━━━ MATERIAL SHOWN ━━━

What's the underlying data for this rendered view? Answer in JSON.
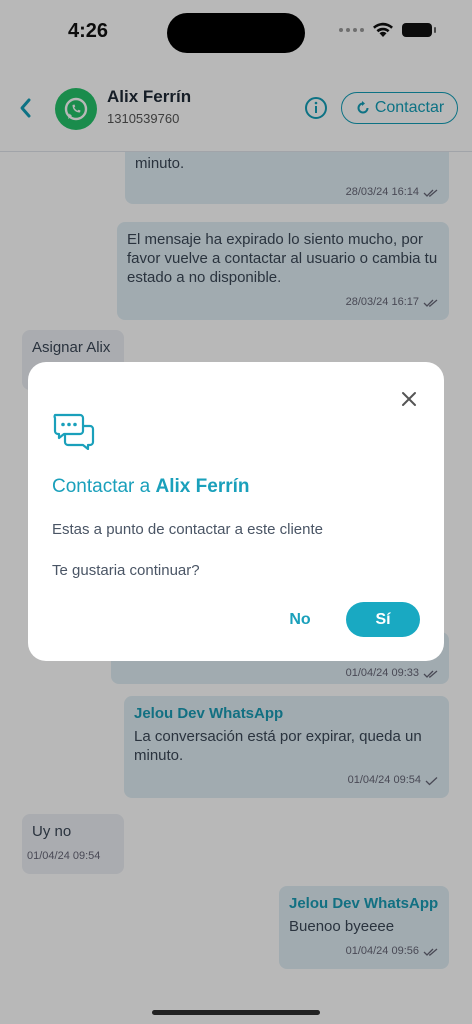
{
  "status": {
    "time": "4:26"
  },
  "header": {
    "name": "Alix Ferrín",
    "phone": "1310539760",
    "contact_label": "Contactar"
  },
  "messages": {
    "m1": {
      "text": "minuto.",
      "time": "28/03/24 16:14"
    },
    "m2": {
      "text": "El mensaje ha expirado lo siento mucho, por favor vuelve a contactar al usuario o cambia tu estado a no disponible.",
      "time": "28/03/24 16:17"
    },
    "m3": {
      "text": "Asignar Alix"
    },
    "m4": {
      "time": "01/04/24 09:33"
    },
    "m5": {
      "sender": "Jelou Dev WhatsApp",
      "text": "La conversación está por expirar, queda un minuto.",
      "time": "01/04/24 09:54"
    },
    "m6": {
      "text": "Uy no",
      "time": "01/04/24 09:54"
    },
    "m7": {
      "sender": "Jelou Dev WhatsApp",
      "text": "Buenoo byeeee",
      "time": "01/04/24 09:56"
    }
  },
  "modal": {
    "title_prefix": "Contactar a",
    "title_name": "Alix Ferrín",
    "line1": "Estas a punto de contactar a este cliente",
    "line2": "Te gustaria continuar?",
    "no_label": "No",
    "yes_label": "Sí"
  },
  "colors": {
    "accent": "#19a9c2",
    "whatsapp": "#25c36a"
  }
}
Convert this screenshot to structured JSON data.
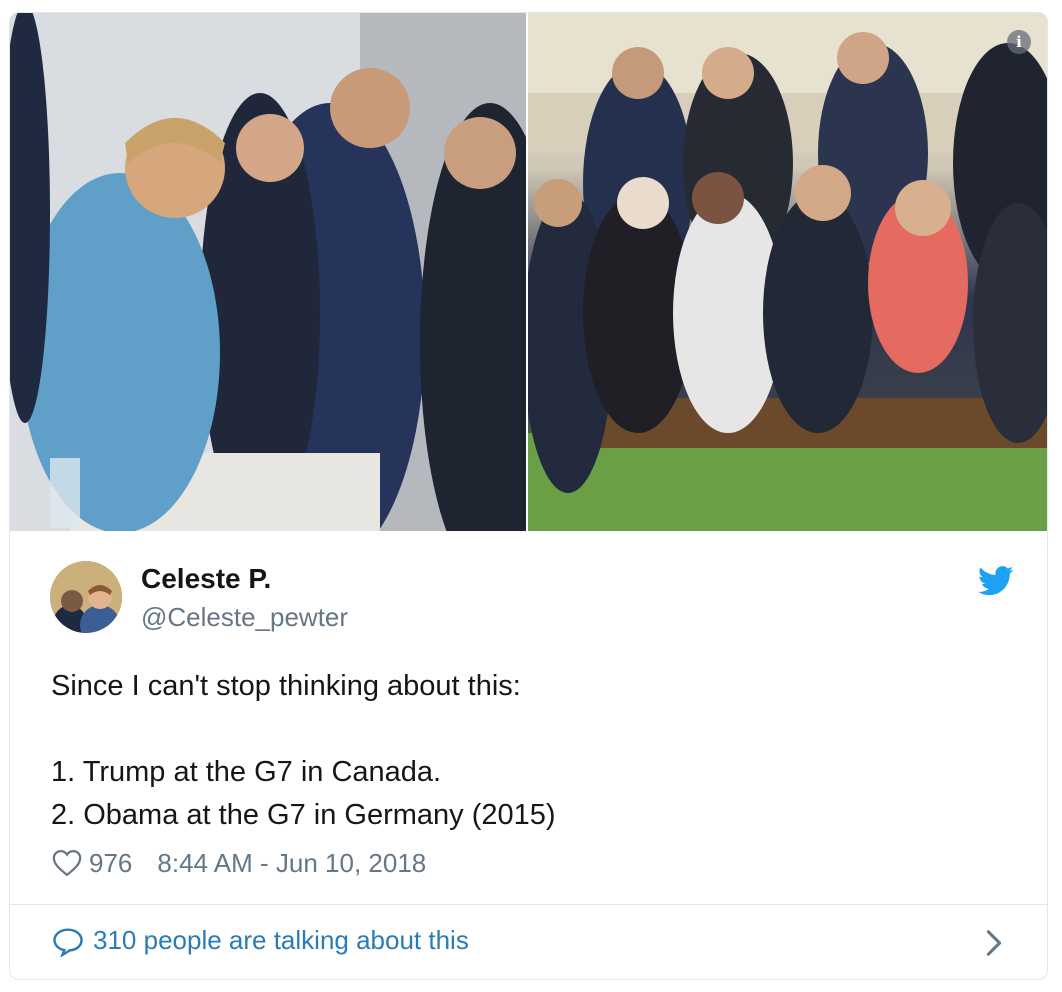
{
  "tweet": {
    "display_name": "Celeste P.",
    "handle": "@Celeste_pewter",
    "text_lines": [
      "Since I can't stop thinking about this:",
      "",
      "1. Trump at the G7 in Canada.",
      "2. Obama at the G7 in Germany (2015)"
    ],
    "like_count": "976",
    "timestamp": "8:44 AM - Jun 10, 2018"
  },
  "footer": {
    "talking_label": "310 people are talking about this"
  },
  "icons": {
    "info": "info-icon",
    "twitter": "twitter-bird-icon",
    "heart": "heart-icon",
    "reply": "speech-bubble-icon",
    "chevron": "chevron-right-icon"
  },
  "colors": {
    "text_primary": "#14171a",
    "text_secondary": "#657786",
    "link": "#2b7bb9",
    "twitter_blue": "#1da1f2",
    "border": "#e1e8ed"
  }
}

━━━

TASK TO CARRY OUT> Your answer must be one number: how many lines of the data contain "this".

FINAL ANSWER> 4